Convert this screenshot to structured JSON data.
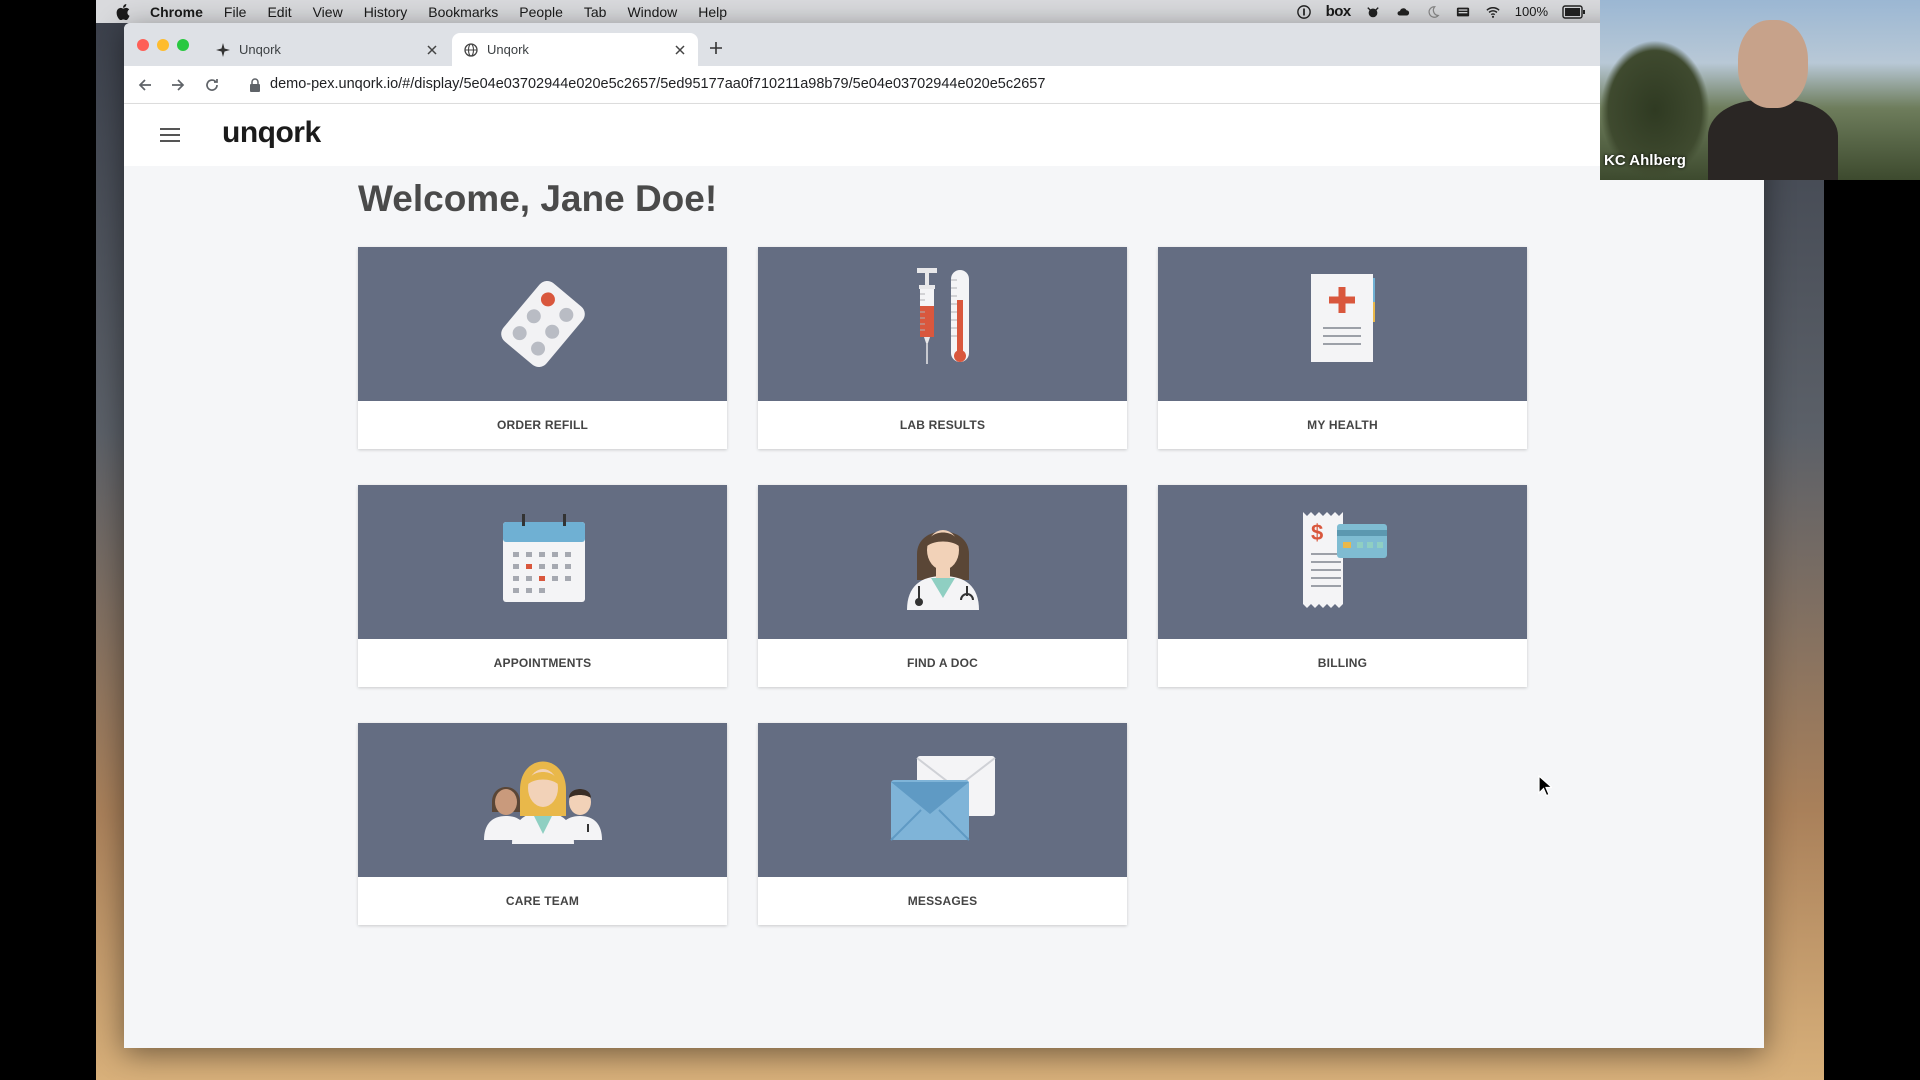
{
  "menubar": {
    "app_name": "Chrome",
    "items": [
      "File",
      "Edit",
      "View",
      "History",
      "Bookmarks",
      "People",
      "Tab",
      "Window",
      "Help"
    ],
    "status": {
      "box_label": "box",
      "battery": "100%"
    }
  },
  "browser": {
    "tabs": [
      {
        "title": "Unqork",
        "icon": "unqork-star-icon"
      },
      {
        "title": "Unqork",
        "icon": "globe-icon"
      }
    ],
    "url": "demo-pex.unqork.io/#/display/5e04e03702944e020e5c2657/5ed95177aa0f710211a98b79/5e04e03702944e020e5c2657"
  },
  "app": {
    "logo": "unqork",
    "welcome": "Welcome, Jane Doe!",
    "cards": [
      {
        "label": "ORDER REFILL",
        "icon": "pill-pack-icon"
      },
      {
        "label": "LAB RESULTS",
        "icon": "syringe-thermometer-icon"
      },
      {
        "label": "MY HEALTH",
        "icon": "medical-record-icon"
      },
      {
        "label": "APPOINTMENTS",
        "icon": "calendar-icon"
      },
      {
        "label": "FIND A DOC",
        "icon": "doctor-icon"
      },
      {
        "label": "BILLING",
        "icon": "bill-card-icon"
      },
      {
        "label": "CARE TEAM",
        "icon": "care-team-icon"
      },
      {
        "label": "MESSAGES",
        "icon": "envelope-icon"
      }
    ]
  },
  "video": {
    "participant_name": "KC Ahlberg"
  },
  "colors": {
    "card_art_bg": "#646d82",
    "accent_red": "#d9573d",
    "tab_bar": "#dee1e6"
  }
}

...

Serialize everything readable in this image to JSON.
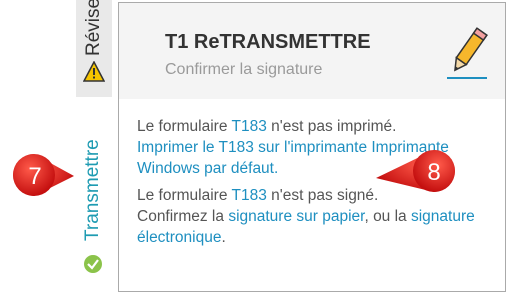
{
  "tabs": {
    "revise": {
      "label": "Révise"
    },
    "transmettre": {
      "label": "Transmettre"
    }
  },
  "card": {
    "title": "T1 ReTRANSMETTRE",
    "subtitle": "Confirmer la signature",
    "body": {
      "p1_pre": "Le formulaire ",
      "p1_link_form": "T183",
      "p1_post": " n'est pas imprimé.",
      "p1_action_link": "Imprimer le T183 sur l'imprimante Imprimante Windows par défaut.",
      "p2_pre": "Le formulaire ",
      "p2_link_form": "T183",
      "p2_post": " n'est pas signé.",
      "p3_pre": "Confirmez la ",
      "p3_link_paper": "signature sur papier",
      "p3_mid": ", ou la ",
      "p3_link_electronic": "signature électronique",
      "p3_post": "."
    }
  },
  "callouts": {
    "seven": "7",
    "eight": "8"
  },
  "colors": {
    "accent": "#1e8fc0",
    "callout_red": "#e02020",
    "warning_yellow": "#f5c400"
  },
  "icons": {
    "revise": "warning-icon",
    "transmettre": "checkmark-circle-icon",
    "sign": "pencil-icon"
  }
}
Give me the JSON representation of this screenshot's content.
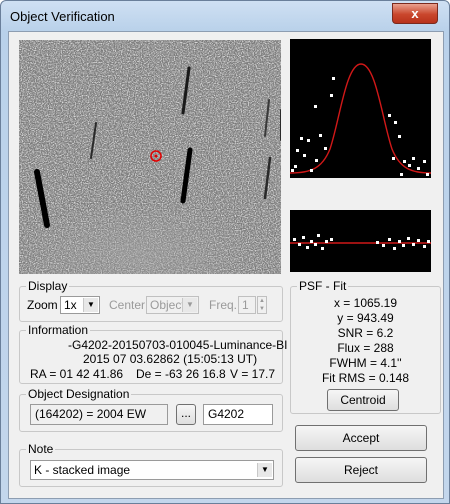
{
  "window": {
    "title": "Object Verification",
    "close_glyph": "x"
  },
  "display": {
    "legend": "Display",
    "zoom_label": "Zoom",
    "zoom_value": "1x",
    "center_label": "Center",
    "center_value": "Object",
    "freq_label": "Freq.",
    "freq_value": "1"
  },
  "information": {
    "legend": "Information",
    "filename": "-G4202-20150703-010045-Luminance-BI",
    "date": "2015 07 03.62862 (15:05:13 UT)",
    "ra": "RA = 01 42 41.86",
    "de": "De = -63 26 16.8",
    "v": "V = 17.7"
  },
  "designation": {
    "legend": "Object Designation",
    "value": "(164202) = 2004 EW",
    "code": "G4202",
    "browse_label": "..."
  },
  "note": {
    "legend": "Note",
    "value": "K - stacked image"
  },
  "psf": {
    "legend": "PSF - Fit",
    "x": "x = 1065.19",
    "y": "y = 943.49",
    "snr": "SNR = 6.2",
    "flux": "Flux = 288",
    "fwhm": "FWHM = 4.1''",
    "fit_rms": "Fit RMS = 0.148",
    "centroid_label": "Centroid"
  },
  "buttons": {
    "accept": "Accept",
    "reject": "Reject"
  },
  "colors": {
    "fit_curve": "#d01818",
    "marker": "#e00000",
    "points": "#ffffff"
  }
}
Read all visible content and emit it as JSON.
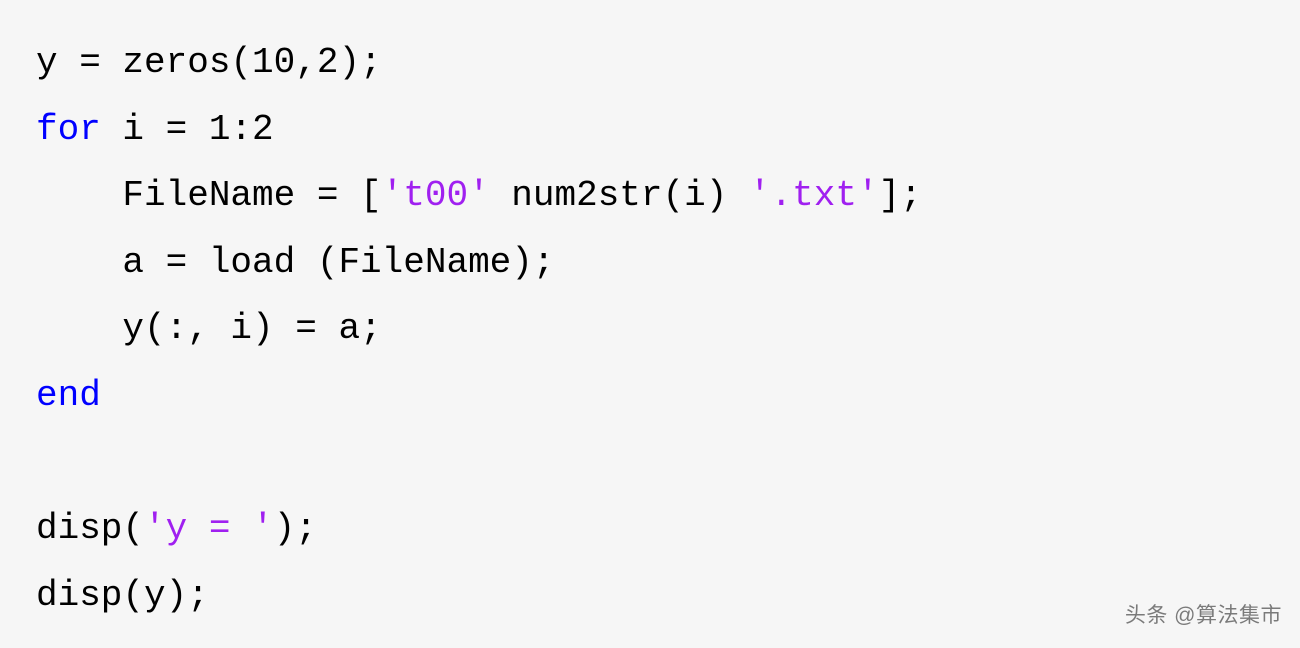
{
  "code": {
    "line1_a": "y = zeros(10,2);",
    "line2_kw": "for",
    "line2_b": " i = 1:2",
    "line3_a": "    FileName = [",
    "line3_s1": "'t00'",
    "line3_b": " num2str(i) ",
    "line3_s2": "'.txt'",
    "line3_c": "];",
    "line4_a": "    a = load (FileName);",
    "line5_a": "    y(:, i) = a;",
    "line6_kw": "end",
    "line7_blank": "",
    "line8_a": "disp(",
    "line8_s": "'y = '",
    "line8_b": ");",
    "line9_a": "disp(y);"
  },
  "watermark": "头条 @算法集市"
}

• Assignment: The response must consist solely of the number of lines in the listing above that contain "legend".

• Problem solution: 5